Shannon Dupont first started her career at the same time that the nightlife scene we know today was beginning to take shape. In this time, Shannon became the first ever female VIP host, and continued on to be directly involved in many of the most important nightclubs that have opened throughout the past decade. Dupont maintains an impeccable reputation amongst the industry and continues to be an important part of evolving our nightlife to bigger and better things.

JC: What were your original goals in the industry, and did you ever expect to have such longevity in customer development?

SD: My goals were just to work in the industry to pay off my college loans while I was pursuing a Master’s in Psychology. What I didn’t know at the time was how well my psychology training would help me advance so quickly in this industry; it helps with knowing how to work with people in nightlife.

JC: What is your secret for staying so passionate and on top of your game?

SD: I truly feel so blessed to have worked with such amazing people here in the industry, and, still after 13 years – I truly love what I do.

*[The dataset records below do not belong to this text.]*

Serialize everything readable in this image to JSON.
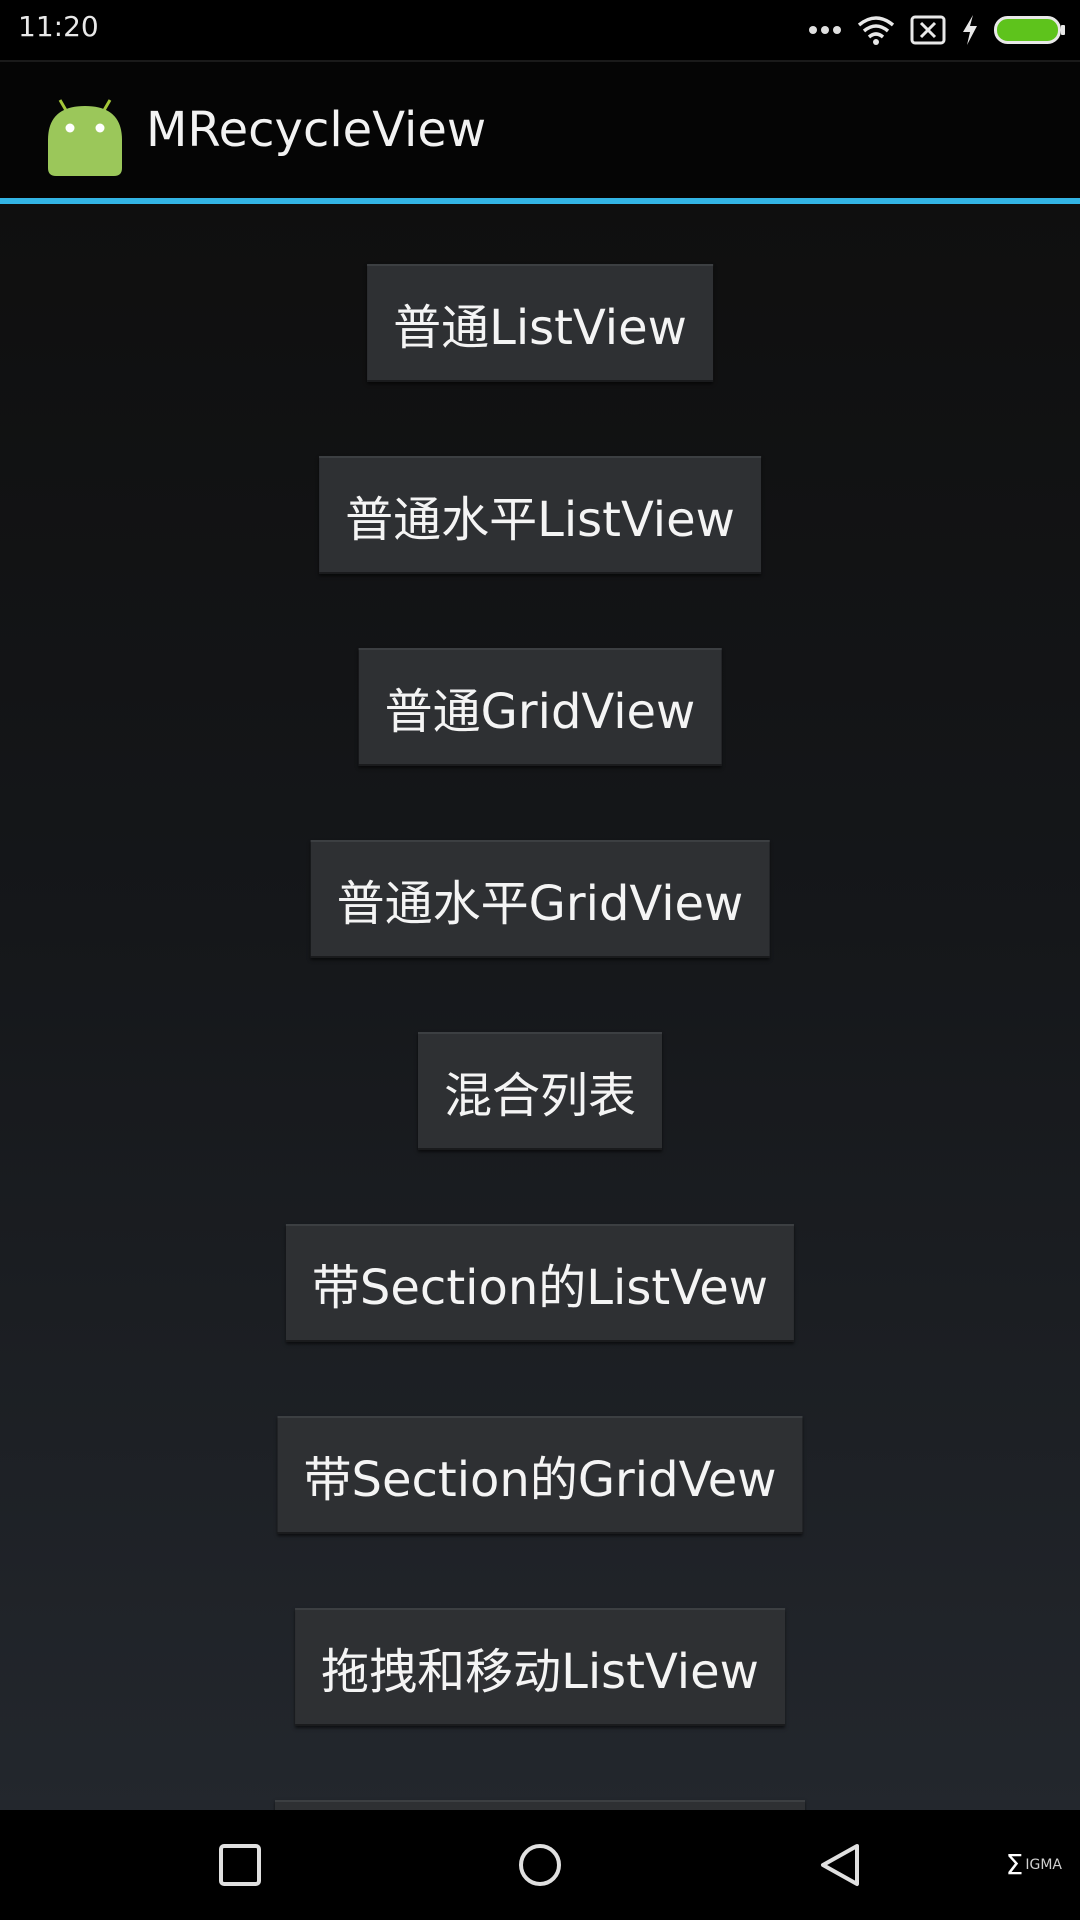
{
  "status_bar": {
    "time": "11:20",
    "battery_color": "#5ec31c"
  },
  "action_bar": {
    "title": "MRecycleView",
    "accent_color": "#33b5e5",
    "app_icon": "android-robot-icon"
  },
  "buttons": [
    {
      "label": "普通ListView"
    },
    {
      "label": "普通水平ListView"
    },
    {
      "label": "普通GridView"
    },
    {
      "label": "普通水平GridView"
    },
    {
      "label": "混合列表"
    },
    {
      "label": "带Section的ListVew"
    },
    {
      "label": "带Section的GridVew"
    },
    {
      "label": "拖拽和移动ListView"
    }
  ],
  "nav_bar": {
    "recents_icon": "square-icon",
    "home_icon": "circle-icon",
    "back_icon": "triangle-back-icon"
  },
  "watermark": {
    "sigma": "Σ",
    "text": "IGMA"
  }
}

JC: What advice do you have to women newly entering the nightlife industry?

SD: If you work twice as hard as everyone else and stay focused, you will earn everyone’s respect. Most important advice I can give is that if you want to have a career in this amazing industry you have to find balance in your personal life.


JC: Over the past three years, I’ve noticed that many more women have joined management, customer development, and marketing roles within Las Vegas nightlife. Has the proverbial gender barrier been broken, or is that only really beginning?

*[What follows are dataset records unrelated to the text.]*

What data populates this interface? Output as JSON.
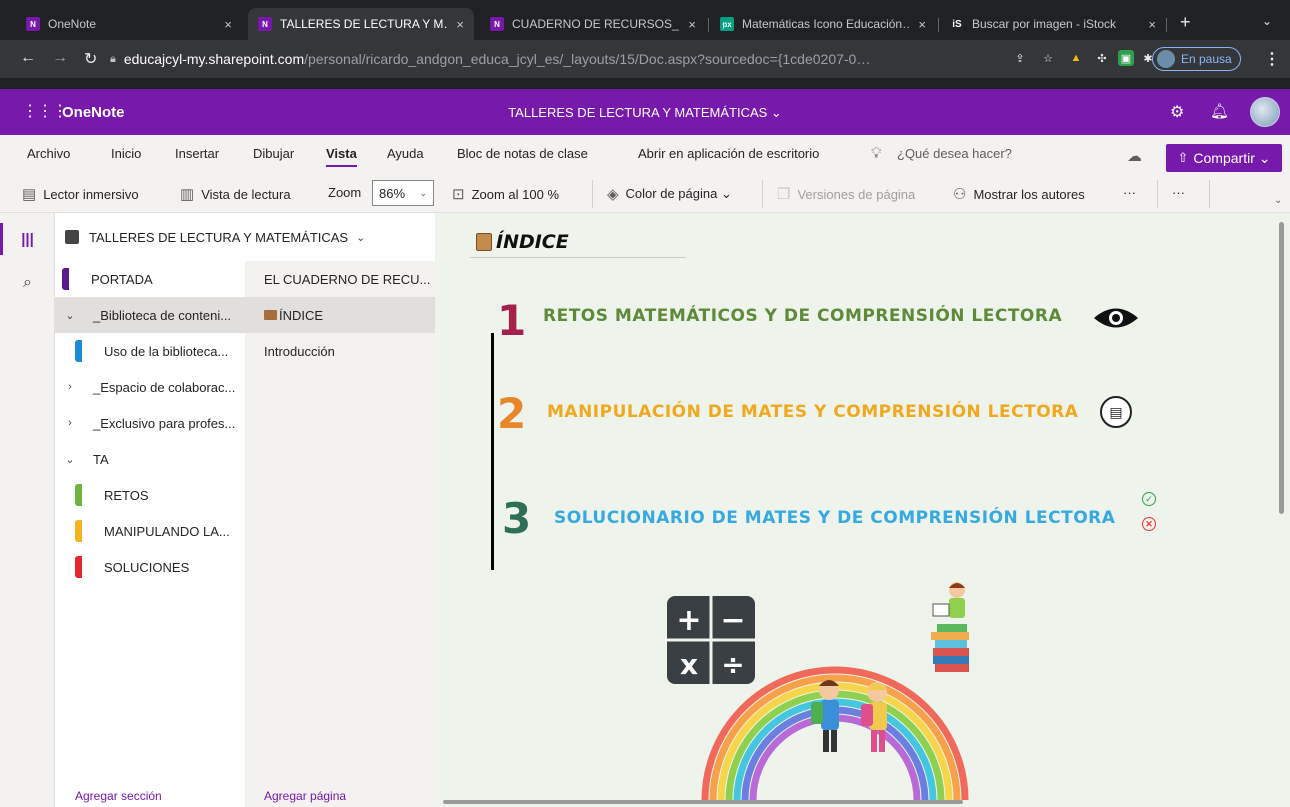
{
  "browser": {
    "tabs": [
      {
        "title": "OneNote",
        "close": "×",
        "favicon_color": "#7719aa",
        "favicon_text": "N"
      },
      {
        "title": "TALLERES DE LECTURA Y M…",
        "close": "×",
        "favicon_color": "#7719aa",
        "favicon_text": "N"
      },
      {
        "title": "CUADERNO DE RECURSOS_…",
        "close": "×",
        "favicon_color": "#7719aa",
        "favicon_text": "N"
      },
      {
        "title": "Matemáticas Icono Educación…",
        "close": "×",
        "favicon_color": "#05a081",
        "favicon_text": "PX"
      },
      {
        "title": "Buscar por imagen - iStock",
        "close": "×",
        "favicon_color": "#202124",
        "favicon_text": "iS"
      }
    ],
    "new_tab": "+",
    "url_host": "educajcyl-my.sharepoint.com",
    "url_path": "/personal/ricardo_andgon_educa_jcyl_es/_layouts/15/Doc.aspx?sourcedoc={1cde0207-0…",
    "profile_status": "En pausa"
  },
  "app": {
    "name": "OneNote",
    "document_title": "TALLERES DE LECTURA Y MATEMÁTICAS ⌄",
    "accent_color": "#7719aa"
  },
  "ribbon": {
    "menus": [
      "Archivo",
      "Inicio",
      "Insertar",
      "Dibujar",
      "Vista",
      "Ayuda",
      "Bloc de notas de clase",
      "Abrir en aplicación de escritorio"
    ],
    "search_placeholder": "¿Qué desea hacer?",
    "share_label": "Compartir ⌄",
    "tools": {
      "immersive_reader": "Lector inmersivo",
      "reading_view": "Vista de lectura",
      "zoom_label": "Zoom",
      "zoom_value": "86%",
      "zoom_100": "Zoom al 100 %",
      "page_color": "Color de página ⌄",
      "page_versions": "Versiones de página",
      "show_authors": "Mostrar los autores",
      "more1": "···",
      "more2": "···"
    }
  },
  "notebook": {
    "name": "TALLERES DE LECTURA Y MATEMÁTICAS",
    "sections": [
      {
        "label": "PORTADA",
        "color": "#5a1a8c",
        "kind": "section"
      },
      {
        "label": "_Biblioteca de conteni...",
        "kind": "group",
        "chevron": "⌄"
      },
      {
        "label": "Uso de la biblioteca...",
        "color": "#1b8ad9",
        "kind": "subsection"
      },
      {
        "label": "_Espacio de colaborac...",
        "kind": "group",
        "chevron": "›"
      },
      {
        "label": "_Exclusivo para profes...",
        "kind": "group",
        "chevron": "›"
      },
      {
        "label": "TA",
        "kind": "group",
        "chevron": "⌄"
      },
      {
        "label": "RETOS",
        "color": "#6cb33f",
        "kind": "subsection"
      },
      {
        "label": "MANIPULANDO LA...",
        "color": "#f4b41a",
        "kind": "subsection"
      },
      {
        "label": "SOLUCIONES",
        "color": "#e3262f",
        "kind": "subsection"
      }
    ],
    "add_section": "Agregar sección",
    "pages": [
      {
        "label": "EL CUADERNO DE RECU..."
      },
      {
        "label": "ÍNDICE"
      },
      {
        "label": "Introducción"
      }
    ],
    "add_page": "Agregar página"
  },
  "page": {
    "title": "ÍNDICE",
    "items": [
      {
        "number": "1",
        "text": "RETOS MATEMÁTICOS Y DE COMPRENSIÓN LECTORA",
        "color": "#5e8a3a",
        "number_color": "#a3214a"
      },
      {
        "number": "2",
        "text": "MANIPULACIÓN DE MATES Y COMPRENSIÓN LECTORA",
        "color": "#f0a81e",
        "number_color": "#e8862a"
      },
      {
        "number": "3",
        "text": "SOLUCIONARIO DE MATES Y DE COMPRENSIÓN LECTORA",
        "color": "#36a9e1",
        "number_color": "#2f6e57"
      }
    ],
    "calculator_symbols": [
      "+",
      "−",
      "x",
      "÷"
    ]
  }
}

SD: Over the past 3 years? I thought I broke that gender barrier back in 2000, when I became the first female host.

JC: How has the actual Las Vegas nightlife customer evolved over the past decade?

SD: Ten years ago, the nightclub customer flew under the radar. We never knew what he did for work or if they were married. We never announced their arrival in the club or how many bottles they bought. Today it’s definitely different, there are so many more options for the customer and everyone knows who they are and everything about them. It’s a much more competitive environment for that same customer and he has many more options today.

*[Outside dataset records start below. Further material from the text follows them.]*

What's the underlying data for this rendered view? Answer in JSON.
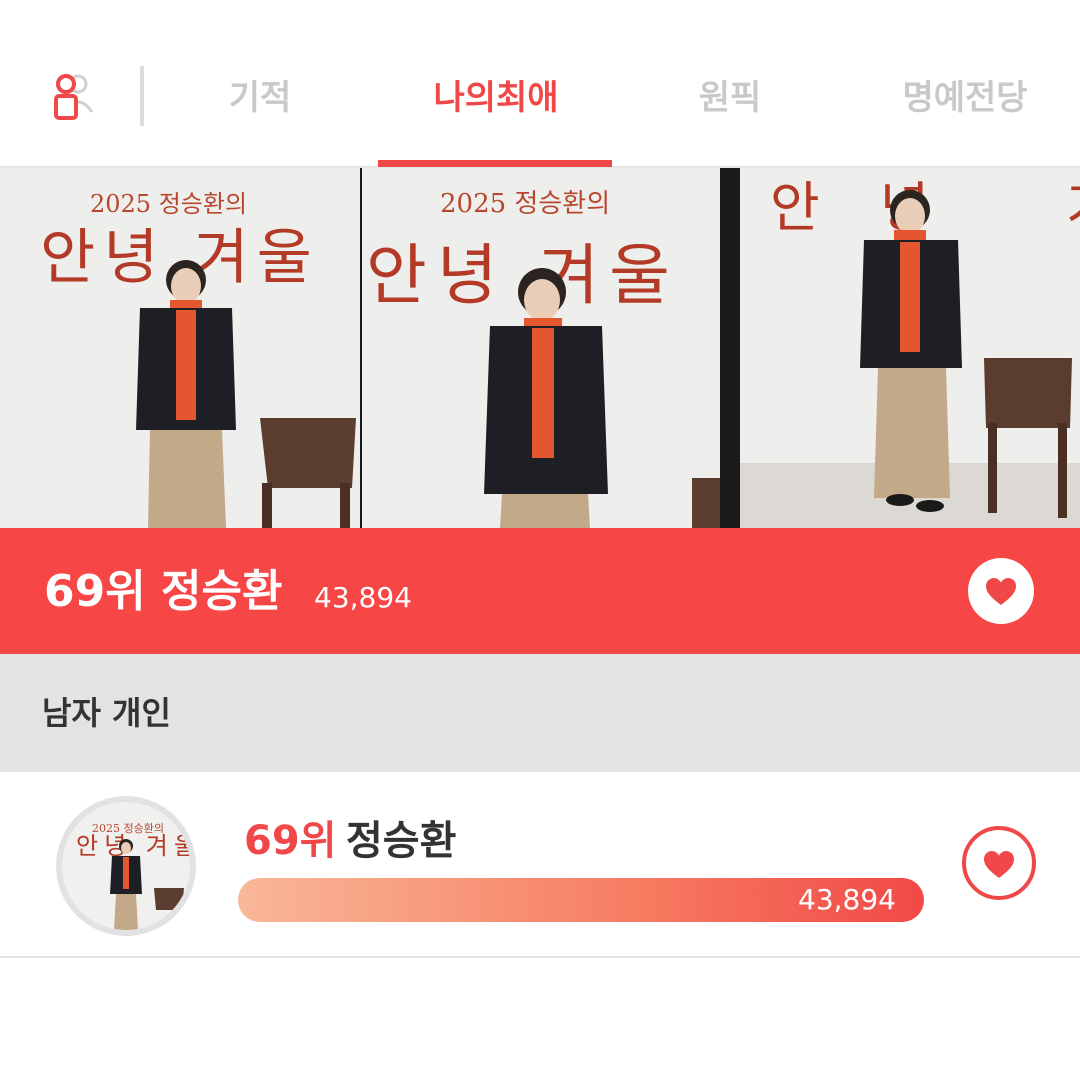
{
  "header": {
    "tabs": [
      {
        "label": "기적",
        "active": false
      },
      {
        "label": "나의최애",
        "active": true
      },
      {
        "label": "원픽",
        "active": false
      },
      {
        "label": "명예전당",
        "active": false
      }
    ]
  },
  "banner": {
    "poster_year_title": "2025 정승환의",
    "poster_main_title": "안녕 겨울"
  },
  "featured": {
    "rank_name": "69위 정승환",
    "count": "43,894"
  },
  "section": {
    "title": "남자 개인"
  },
  "list": [
    {
      "rank": "69위",
      "name": "정승환",
      "count": "43,894",
      "progress": 1.0
    }
  ],
  "colors": {
    "accent": "#f04848",
    "rank_bar": "#f64646",
    "tab_inactive": "#c9c9c9",
    "section_bg": "#e3e3e3"
  },
  "icons": [
    "user-icon",
    "heart-icon",
    "heart-outline-icon"
  ]
}
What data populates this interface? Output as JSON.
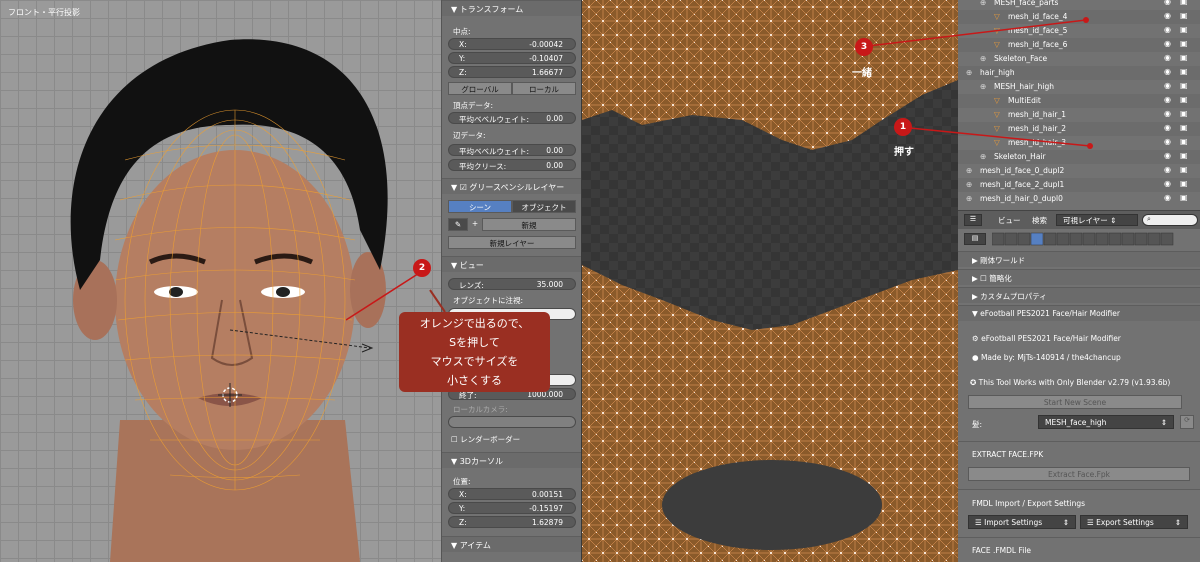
{
  "viewport": {
    "label": "フロント・平行投影"
  },
  "npanel": {
    "transform": {
      "title": "トランスフォーム",
      "median": "中点:",
      "x_label": "X:",
      "x": "-0.00042",
      "y_label": "Y:",
      "y": "-0.10407",
      "z_label": "Z:",
      "z": "1.66677",
      "global": "グローバル",
      "local": "ローカル"
    },
    "vertex_data": "頂点データ:",
    "vertex_bevel": "平均ベベルウェイト:",
    "vertex_bevel_val": "0.00",
    "edge_data": "辺データ:",
    "edge_bevel": "平均ベベルウェイト:",
    "edge_bevel_val": "0.00",
    "edge_crease": "平均クリース:",
    "edge_crease_val": "0.00",
    "grease": {
      "title": "グリースペンシルレイヤー",
      "scene": "シーン",
      "object": "オブジェクト",
      "new": "新規",
      "new_layer": "新規レイヤー"
    },
    "view": {
      "title": "ビュー",
      "lens": "レンズ:",
      "lens_val": "35.000",
      "lock": "オブジェクトに注視:",
      "end_label": "終了:",
      "end_val": "1000.000",
      "local_cam": "ローカルカメラ:",
      "render_border": "レンダーボーダー"
    },
    "cursor": {
      "title": "3Dカーソル",
      "pos": "位置:",
      "x_label": "X:",
      "x": "0.00151",
      "y_label": "Y:",
      "y": "-0.15197",
      "z_label": "Z:",
      "z": "1.62879"
    },
    "item": {
      "title": "アイテム"
    }
  },
  "outliner": {
    "rows": [
      {
        "name": "MESH_face_parts",
        "indent": 1
      },
      {
        "name": "mesh_id_face_4",
        "indent": 2
      },
      {
        "name": "mesh_id_face_5",
        "indent": 2
      },
      {
        "name": "mesh_id_face_6",
        "indent": 2
      },
      {
        "name": "Skeleton_Face",
        "indent": 1
      },
      {
        "name": "hair_high",
        "indent": 0
      },
      {
        "name": "MESH_hair_high",
        "indent": 1
      },
      {
        "name": "MultiEdit",
        "indent": 2
      },
      {
        "name": "mesh_id_hair_1",
        "indent": 2
      },
      {
        "name": "mesh_id_hair_2",
        "indent": 2
      },
      {
        "name": "mesh_id_hair_3",
        "indent": 2
      },
      {
        "name": "Skeleton_Hair",
        "indent": 1
      },
      {
        "name": "mesh_id_face_0_dupl2",
        "indent": 0
      },
      {
        "name": "mesh_id_face_2_dupl1",
        "indent": 0
      },
      {
        "name": "mesh_id_hair_0_dupl0",
        "indent": 0
      }
    ],
    "header": {
      "view": "ビュー",
      "search": "検索",
      "layer_select": "可視レイヤー"
    }
  },
  "props": {
    "rigid_world": "剛体ワールド",
    "simplify": "簡略化",
    "custom_props": "カスタムプロパティ",
    "addon_title": "eFootball PES2021 Face/Hair Modifier",
    "addon_name": "eFootball PES2021 Face/Hair Modifier",
    "made_by": "Made by: MjTs-140914 / the4chancup",
    "works_with": "This Tool Works with Only Blender v2.79 (v1.93.6b)",
    "start_scene": "Start New Scene",
    "hair_label": "髪:",
    "hair_value": "MESH_face_high",
    "extract_title": "EXTRACT FACE.FPK",
    "extract_btn": "Extract Face.Fpk",
    "fmdl_title": "FMDL Import / Export Settings",
    "import_settings": "Import Settings",
    "export_settings": "Export Settings",
    "face_fmdl": "FACE .FMDL File"
  },
  "annotations": {
    "b1": "1",
    "b1_text": "押す",
    "b2": "2",
    "b3": "3",
    "b3_text": "一緒",
    "callout": [
      "オレンジで出るので、",
      "Sを押して",
      "マウスでサイズを",
      "小さくする"
    ]
  },
  "colors": {
    "accent": "#5680c2",
    "annotation": "#c81818",
    "wire": "#f0a030"
  }
}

JC: You’ve been involved in the openings of some the most iconic Las Vegas clubs. In your opinion, what is necessary to a venue to thrive over and above others?

SD: The clubs are constantly evolving and the entertainment may change, but one thing that I have noticed never seems to change, and that all successful clubs have in common, is that the staff love their jobs and are always having fun. Fun is contagious and the customer will always come back.

JC: What emerging marketing and programming trends do you anticipate throughout the next few years?

SD: The nightclubs have become the new concert venue and the DJs have become the new rock star. You are going to see a lot more entertainment programming integrated into today’s modern nightclub. I believe you will be seeing this very soon.

JC: Jersey Shore’s “The Situation” recently announced his DJing schedule. What is your opinion on celebrities who occasionally book themselves as DJs? Should they be applauded for expanding their range, or are they really just disrespecting career entertainers?

SD: Today’s DJ does more than just play music. They entertain us as well. If people want to come see him entertain, more power to him.

JC: Are you able to discuss upcoming projects?

SD: I am very excited about my new project and will be announcing it very soon. All I can say now is it’s a dining and nightlife experience. Stay tuned opening this summer.

JC: Inevitably, someone reading this wants to someday do what you do. What advice do you have for them to be successful in a similar career?

SD: I always like to hire staff that if they weren’t working in a nightclub they would be in one anyway. You have to love the industry because it’s a lifestyle that you can’t do part time.

JC: Give us some names of people you believe are under recognized in Las Vegas nightlife, and why they deserve props?

SD: There are so many people behind the scenes that we never see in the clubs that keep the nightlife industry going that deserve to be recognized. I have to mention my long time friend John Theiss who worked closely with me as my Asst. Director of VIP Services at Rain/Ghostbar, Rehab, Vanity, Blush, and Surrender. Truly one of the nicest guys in the business.